**What the task asks:** Output every entry verbatim.

Saved data entries:
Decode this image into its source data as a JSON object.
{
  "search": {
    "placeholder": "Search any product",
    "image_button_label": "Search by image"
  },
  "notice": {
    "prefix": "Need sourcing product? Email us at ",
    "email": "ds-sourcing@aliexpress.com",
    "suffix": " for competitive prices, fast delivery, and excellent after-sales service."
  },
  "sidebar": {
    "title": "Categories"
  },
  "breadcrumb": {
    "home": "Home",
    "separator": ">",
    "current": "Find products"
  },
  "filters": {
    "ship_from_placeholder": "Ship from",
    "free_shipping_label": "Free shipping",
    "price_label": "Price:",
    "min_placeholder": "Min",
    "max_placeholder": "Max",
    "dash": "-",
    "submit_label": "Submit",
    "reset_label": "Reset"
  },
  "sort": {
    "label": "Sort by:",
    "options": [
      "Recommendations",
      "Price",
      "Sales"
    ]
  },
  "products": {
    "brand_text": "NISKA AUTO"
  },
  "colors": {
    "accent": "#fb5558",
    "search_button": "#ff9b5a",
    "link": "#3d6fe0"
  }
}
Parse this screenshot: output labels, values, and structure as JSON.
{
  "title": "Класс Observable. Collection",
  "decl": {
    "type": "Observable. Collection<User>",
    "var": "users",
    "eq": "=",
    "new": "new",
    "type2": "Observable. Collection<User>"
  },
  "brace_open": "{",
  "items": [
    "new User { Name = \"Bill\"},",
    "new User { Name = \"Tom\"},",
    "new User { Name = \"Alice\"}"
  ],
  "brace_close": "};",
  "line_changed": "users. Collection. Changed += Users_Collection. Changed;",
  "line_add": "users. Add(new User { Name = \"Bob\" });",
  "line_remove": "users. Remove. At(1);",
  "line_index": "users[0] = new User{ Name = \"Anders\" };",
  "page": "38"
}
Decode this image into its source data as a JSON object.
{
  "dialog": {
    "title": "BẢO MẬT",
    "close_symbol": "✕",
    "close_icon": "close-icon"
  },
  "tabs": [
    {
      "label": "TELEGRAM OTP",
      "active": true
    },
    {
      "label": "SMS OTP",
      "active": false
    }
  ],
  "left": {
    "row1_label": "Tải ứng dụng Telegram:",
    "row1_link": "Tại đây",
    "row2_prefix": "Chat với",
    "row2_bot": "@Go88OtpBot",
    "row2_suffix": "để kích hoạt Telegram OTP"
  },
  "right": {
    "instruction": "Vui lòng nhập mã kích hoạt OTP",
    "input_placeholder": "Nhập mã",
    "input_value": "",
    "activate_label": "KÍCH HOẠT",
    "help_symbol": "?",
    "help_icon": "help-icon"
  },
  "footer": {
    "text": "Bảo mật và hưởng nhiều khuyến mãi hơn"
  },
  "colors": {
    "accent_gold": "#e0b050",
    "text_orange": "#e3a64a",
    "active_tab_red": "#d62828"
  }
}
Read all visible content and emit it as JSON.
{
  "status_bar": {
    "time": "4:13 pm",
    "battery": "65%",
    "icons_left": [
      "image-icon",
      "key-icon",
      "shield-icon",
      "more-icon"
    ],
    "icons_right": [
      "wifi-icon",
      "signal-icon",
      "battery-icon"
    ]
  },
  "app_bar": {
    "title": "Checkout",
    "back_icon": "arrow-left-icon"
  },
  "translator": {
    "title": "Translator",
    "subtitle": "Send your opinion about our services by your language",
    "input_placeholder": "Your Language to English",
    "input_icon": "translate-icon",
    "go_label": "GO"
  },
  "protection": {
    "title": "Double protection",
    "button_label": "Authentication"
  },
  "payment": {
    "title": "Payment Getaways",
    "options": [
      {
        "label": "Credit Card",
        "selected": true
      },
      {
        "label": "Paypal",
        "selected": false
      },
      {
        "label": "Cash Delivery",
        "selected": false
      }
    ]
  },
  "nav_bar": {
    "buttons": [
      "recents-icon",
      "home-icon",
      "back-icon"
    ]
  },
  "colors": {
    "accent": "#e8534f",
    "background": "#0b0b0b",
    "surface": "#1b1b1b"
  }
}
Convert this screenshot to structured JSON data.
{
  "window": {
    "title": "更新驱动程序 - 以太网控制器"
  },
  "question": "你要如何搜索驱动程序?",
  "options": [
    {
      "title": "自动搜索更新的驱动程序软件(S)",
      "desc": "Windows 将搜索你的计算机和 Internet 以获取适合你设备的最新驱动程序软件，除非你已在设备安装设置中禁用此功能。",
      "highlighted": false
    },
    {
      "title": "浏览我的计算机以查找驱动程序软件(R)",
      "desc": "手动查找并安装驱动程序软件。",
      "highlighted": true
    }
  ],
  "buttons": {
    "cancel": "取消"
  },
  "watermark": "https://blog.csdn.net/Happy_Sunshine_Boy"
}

**Response to this task:**
Decode this image into its source data as a JSON object.
{
  "search": {
    "placeholder": "Search any product",
    "image_button_label": "Search by image"
  },
  "notice": {
    "prefix": "Need sourcing product? Email us at ",
    "email": "ds-sourcing@aliexpress.com",
    "suffix": " for competitive prices, fast delivery, and excellent after-sales service."
  },
  "sidebar": {
    "title": "Categories"
  },
  "breadcrumb": {
    "home": "Home",
    "separator": ">",
    "current": "Find products"
  },
  "filters": {
    "ship_from_placeholder": "Ship from",
    "free_shipping_label": "Free shipping",
    "price_label": "Price:",
    "min_placeholder": "Min",
    "max_placeholder": "Max",
    "dash": "-",
    "submit_label": "Submit",
    "reset_label": "Reset"
  },
  "sort": {
    "label": "Sort by:",
    "options": [
      "Recommendations",
      "Price",
      "Sales"
    ]
  },
  "products": {
    "brand_text": "NISKA AUTO"
  },
  "colors": {
    "accent": "#fb5558",
    "search_button": "#ff9b5a",
    "link": "#3d6fe0"
  }
}
Parse this screenshot: output labels, values, and structure as JSON.
{
  "title": "Класс Observable. Collection",
  "decl": {
    "type": "Observable. Collection<User>",
    "var": "users",
    "eq": "=",
    "new": "new",
    "type2": "Observable. Collection<User>"
  },
  "brace_open": "{",
  "items": [
    "new User { Name = \"Bill\"},",
    "new User { Name = \"Tom\"},",
    "new User { Name = \"Alice\"}"
  ],
  "brace_close": "};",
  "line_changed": "users. Collection. Changed += Users_Collection. Changed;",
  "line_add": "users. Add(new User { Name = \"Bob\" });",
  "line_remove": "users. Remove. At(1);",
  "line_index": "users[0] = new User{ Name = \"Anders\" };",
  "page": "38"
}
Decode this image into its source data as a JSON object.
{
  "dialog": {
    "title": "BẢO MẬT",
    "close_symbol": "✕",
    "close_icon": "close-icon"
  },
  "tabs": [
    {
      "label": "TELEGRAM OTP",
      "active": true
    },
    {
      "label": "SMS OTP",
      "active": false
    }
  ],
  "left": {
    "row1_label": "Tải ứng dụng Telegram:",
    "row1_link": "Tại đây",
    "row2_prefix": "Chat với",
    "row2_bot": "@Go88OtpBot",
    "row2_suffix": "để kích hoạt Telegram OTP"
  },
  "right": {
    "instruction": "Vui lòng nhập mã kích hoạt OTP",
    "input_placeholder": "Nhập mã",
    "input_value": "",
    "activate_label": "KÍCH HOẠT",
    "help_symbol": "?",
    "help_icon": "help-icon"
  },
  "footer": {
    "text": "Bảo mật và hưởng nhiều khuyến mãi hơn"
  },
  "colors": {
    "accent_gold": "#e0b050",
    "text_orange": "#e3a64a",
    "active_tab_red": "#d62828"
  }
}
Read all visible content and emit it as JSON.
{
  "status_bar": {
    "time": "4:13 pm",
    "battery": "65%",
    "icons_left": [
      "image-icon",
      "key-icon",
      "shield-icon",
      "more-icon"
    ],
    "icons_right": [
      "wifi-icon",
      "signal-icon",
      "battery-icon"
    ]
  },
  "app_bar": {
    "title": "Checkout",
    "back_icon": "arrow-left-icon"
  },
  "translator": {
    "title": "Translator",
    "subtitle": "Send your opinion about our services by your language",
    "input_placeholder": "Your Language to English",
    "input_icon": "translate-icon",
    "go_label": "GO"
  },
  "protection": {
    "title": "Double protection",
    "button_label": "Authentication"
  },
  "payment": {
    "title": "Payment Getaways",
    "options": [
      {
        "label": "Credit Card",
        "selected": true
      },
      {
        "label": "Paypal",
        "selected": false
      },
      {
        "label": "Cash Delivery",
        "selected": false
      }
    ]
  },
  "nav_bar": {
    "buttons": [
      "recents-icon",
      "home-icon",
      "back-icon"
    ]
  },
  "colors": {
    "accent": "#e8534f",
    "background": "#0b0b0b",
    "surface": "#1b1b1b"
  }
}
Convert this screenshot to structured JSON data.
{
  "window": {
    "title": "更新驱动程序 - 以太网控制器"
  },
  "question": "你要如何搜索驱动程序?",
  "options": [
    {
      "title": "自动搜索更新的驱动程序软件(S)",
      "desc": "Windows 将搜索你的计算机和 Internet 以获取适合你设备的最新驱动程序软件，除非你已在设备安装设置中禁用此功能。",
      "highlighted": false
    },
    {
      "title": "浏览我的计算机以查找驱动程序软件(R)",
      "desc": "手动查找并安装驱动程序软件。",
      "highlighted": true
    }
  ],
  "buttons": {
    "cancel": "取消"
  },
  "watermark": "https://blog.csdn.net/Happy_Sunshine_Boy"
}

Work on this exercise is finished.